→ **Your objective**: The answer must be every line of the data that holds the word "icon".

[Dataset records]
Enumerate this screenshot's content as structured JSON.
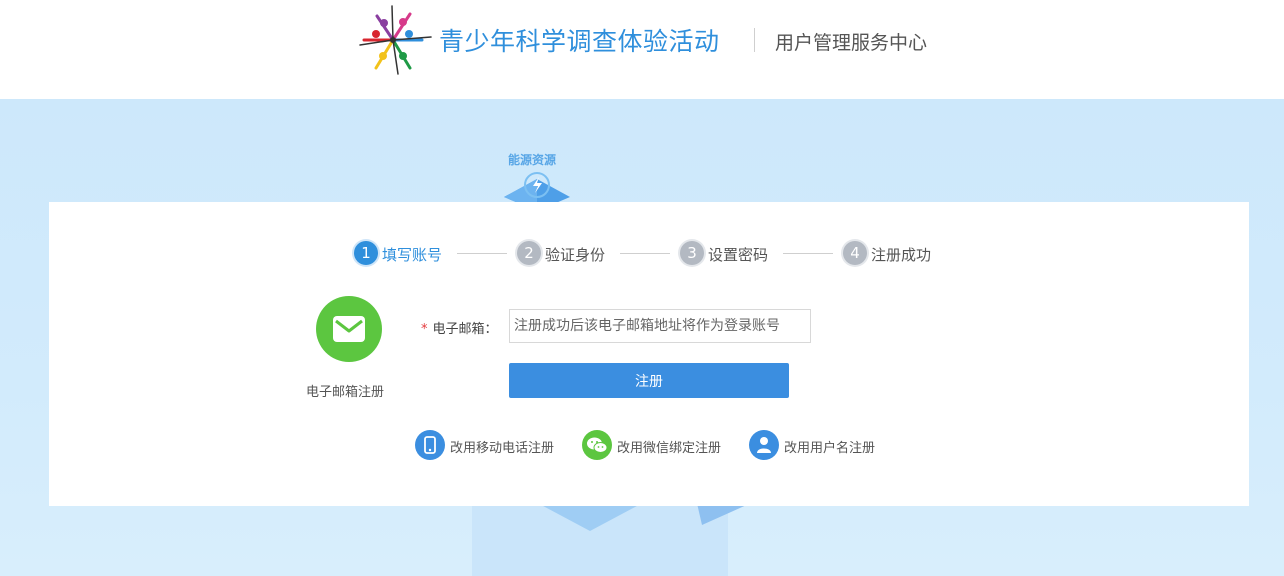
{
  "header": {
    "site_title": "青少年科学调查体验活动",
    "subtitle": "用户管理服务中心"
  },
  "banner": {
    "decoration_label": "能源资源"
  },
  "steps": [
    {
      "number": "1",
      "label": "填写账号",
      "active": true
    },
    {
      "number": "2",
      "label": "验证身份",
      "active": false
    },
    {
      "number": "3",
      "label": "设置密码",
      "active": false
    },
    {
      "number": "4",
      "label": "注册成功",
      "active": false
    }
  ],
  "registration": {
    "method_icon": "envelope-icon",
    "method_label": "电子邮箱注册",
    "required_mark": "*",
    "email_label": "电子邮箱：",
    "email_value": "",
    "email_placeholder": "注册成功后该电子邮箱地址将作为登录账号",
    "submit_label": "注册"
  },
  "alternatives": [
    {
      "icon": "mobile-phone-icon",
      "label": "改用移动电话注册"
    },
    {
      "icon": "wechat-icon",
      "label": "改用微信绑定注册"
    },
    {
      "icon": "user-icon",
      "label": "改用用户名注册"
    }
  ],
  "colors": {
    "accent": "#2f8fdc",
    "button": "#3b8ee0",
    "email_green": "#5cc640",
    "wechat_green": "#5cc640",
    "banner_bg": "#cde8fb",
    "required": "#e4393c"
  }
}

→ **Reply**:
    "method_icon": "envelope-icon",
      "icon": "mobile-phone-icon",
      "icon": "wechat-icon",
      "icon": "user-icon",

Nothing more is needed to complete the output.